- WORK REQUEST: Give the tally of lines in the listing that include "title". No other words belong in the answer.

--

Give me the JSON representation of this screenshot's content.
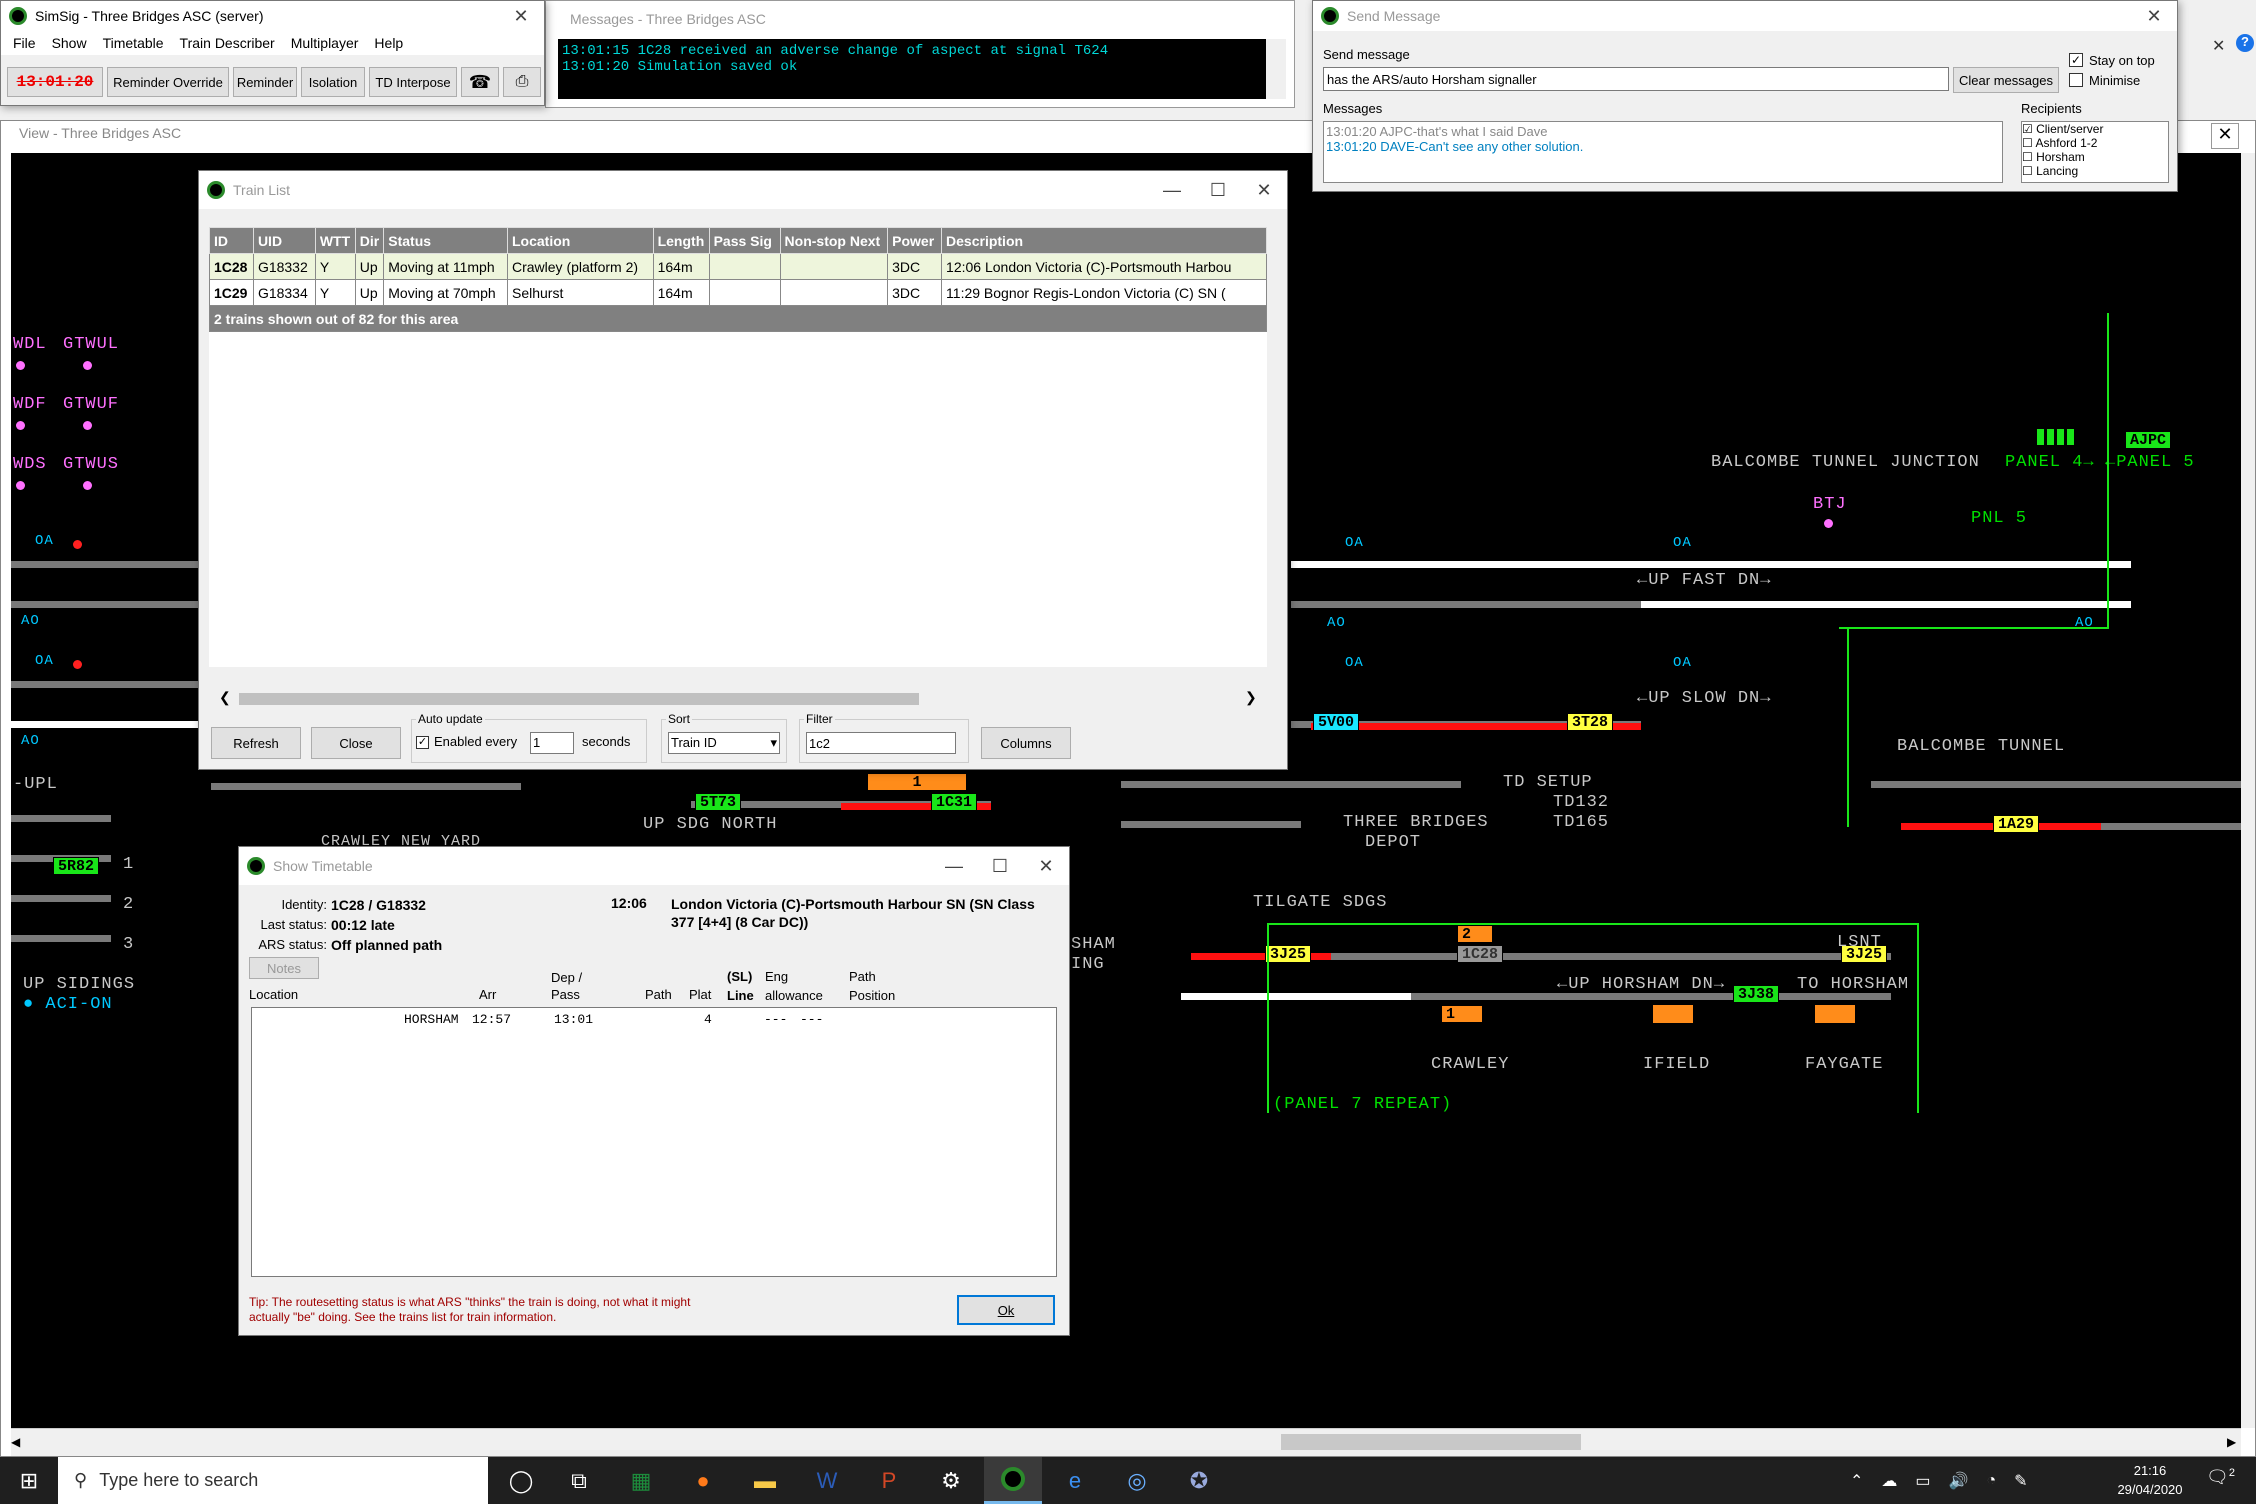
{
  "simsig": {
    "title": "SimSig - Three Bridges ASC (server)",
    "menu": [
      "File",
      "Show",
      "Timetable",
      "Train Describer",
      "Multiplayer",
      "Help"
    ],
    "clock": "13:01:20",
    "buttons": [
      "Reminder Override",
      "Reminder",
      "Isolation",
      "TD Interpose"
    ]
  },
  "messages": {
    "title": "Messages - Three Bridges ASC",
    "lines": [
      "13:01:15 1C28 received an adverse change of aspect at signal T624",
      "13:01:20 Simulation saved ok"
    ]
  },
  "send": {
    "title": "Send Message",
    "label": "Send message",
    "input": "has the ARS/auto Horsham signaller",
    "clear": "Clear messages",
    "stay": "Stay on top",
    "minimise": "Minimise",
    "msgs_label": "Messages",
    "msgs": [
      "13:01:20 AJPC-that's what I said Dave",
      "13:01:20 DAVE-Can't see any other solution."
    ],
    "recipients_label": "Recipients",
    "recipients": [
      "Client/server",
      "Ashford 1-2",
      "Horsham",
      "Lancing"
    ]
  },
  "view": {
    "title": "View - Three Bridges ASC"
  },
  "trainlist": {
    "title": "Train List",
    "columns": [
      "ID",
      "UID",
      "WTT",
      "Dir",
      "Status",
      "Location",
      "Length",
      "Pass Sig",
      "Non-stop Next",
      "Power",
      "Description"
    ],
    "rows": [
      [
        "1C28",
        "G18332",
        "Y",
        "Up",
        "Moving at 11mph",
        "Crawley (platform 2)",
        "164m",
        "",
        "",
        "3DC",
        "12:06 London Victoria (C)-Portsmouth Harbou"
      ],
      [
        "1C29",
        "G18334",
        "Y",
        "Up",
        "Moving at 70mph",
        "Selhurst",
        "164m",
        "",
        "",
        "3DC",
        "11:29 Bognor Regis-London Victoria (C) SN ("
      ]
    ],
    "footer": "2 trains shown out of 82 for this area",
    "refresh": "Refresh",
    "close": "Close",
    "auto_label": "Auto update",
    "enabled": "Enabled every",
    "every_val": "1",
    "seconds": "seconds",
    "sort_label": "Sort",
    "sort_val": "Train ID",
    "filter_label": "Filter",
    "filter_val": "1c2",
    "columns_btn": "Columns"
  },
  "timetable": {
    "title": "Show Timetable",
    "identity_l": "Identity:",
    "identity": "1C28 / G18332",
    "last_l": "Last status:",
    "last": "00:12  late",
    "ars_l": "ARS status:",
    "ars": "Off planned path",
    "desc_time": "12:06",
    "desc": "London Victoria (C)-Portsmouth Harbour SN (SN Class 377 [4+4] (8 Car DC))",
    "notes": "Notes",
    "h_location": "Location",
    "h_arr": "Arr",
    "h_dep": "Dep /\nPass",
    "h_path": "Path",
    "h_plat": "Plat",
    "h_line": "(SL)\nLine",
    "h_eng": "Eng\nallowance",
    "h_pathpos": "Path\nPosition",
    "row": {
      "loc": "HORSHAM",
      "arr": "12:57",
      "dep": "13:01",
      "plat": "4",
      "eng": "---",
      "pos": "---"
    },
    "tip": "Tip: The routesetting status is what ARS \"thinks\" the train is doing, not what it might actually \"be\" doing. See the trains list for train information.",
    "ok": "Ok"
  },
  "diagram": {
    "labels": [
      {
        "t": "WDL",
        "c": "pink"
      },
      {
        "t": "GTWUL",
        "c": "pink"
      },
      {
        "t": "WDF",
        "c": "pink"
      },
      {
        "t": "GTWUF",
        "c": "pink"
      },
      {
        "t": "WDS",
        "c": "pink"
      },
      {
        "t": "GTWUS",
        "c": "pink"
      },
      {
        "t": "BALCOMBE TUNNEL JUNCTION",
        "c": ""
      },
      {
        "t": "PANEL 4→",
        "c": "green"
      },
      {
        "t": "←PANEL 5",
        "c": "green"
      },
      {
        "t": "AJPC",
        "c": "green"
      },
      {
        "t": "BTJ",
        "c": "pink"
      },
      {
        "t": "←UP FAST DN→",
        "c": ""
      },
      {
        "t": "←UP SLOW DN→",
        "c": ""
      },
      {
        "t": "BALCOMBE TUNNEL",
        "c": ""
      },
      {
        "t": "TD SETUP",
        "c": ""
      },
      {
        "t": "TD132",
        "c": ""
      },
      {
        "t": "TD165",
        "c": ""
      },
      {
        "t": "THREE BRIDGES",
        "c": ""
      },
      {
        "t": "DEPOT",
        "c": ""
      },
      {
        "t": "TILGATE SDGS",
        "c": ""
      },
      {
        "t": "UP SDG NORTH",
        "c": ""
      },
      {
        "t": "CRAWLEY NEW YARD",
        "c": ""
      },
      {
        "t": "UP SIDINGS",
        "c": ""
      },
      {
        "t": "ACI-ON",
        "c": "cyan"
      },
      {
        "t": "←UP HORSHAM DN→",
        "c": ""
      },
      {
        "t": "LSNT",
        "c": ""
      },
      {
        "t": "TO HORSHAM",
        "c": ""
      },
      {
        "t": "CRAWLEY",
        "c": ""
      },
      {
        "t": "IFIELD",
        "c": ""
      },
      {
        "t": "FAYGATE",
        "c": ""
      },
      {
        "t": "(PANEL 7 REPEAT)",
        "c": "green"
      },
      {
        "t": "PNL 5",
        "c": "green"
      },
      {
        "t": "-UPL",
        "c": ""
      },
      {
        "t": "SHAM",
        "c": ""
      },
      {
        "t": "ING",
        "c": ""
      },
      {
        "t": "1",
        "c": ""
      },
      {
        "t": "2",
        "c": ""
      },
      {
        "t": "3",
        "c": ""
      }
    ],
    "berths": [
      "5R82",
      "5V00",
      "3T28",
      "5T73",
      "1C31",
      "1",
      "3J25",
      "1C28",
      "2",
      "3J25",
      "3J38",
      "1",
      "1A29"
    ]
  },
  "taskbar": {
    "search": "Type here to search",
    "time": "21:16",
    "date": "29/04/2020",
    "badge": "2"
  },
  "colors": {
    "track": "#7a7a7a",
    "route_set": "#ffffff",
    "occupied": "#ff1010",
    "berth_yellow": "#ffff40",
    "berth_green": "#19e619"
  }
}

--

- ANSWER SPACE: 6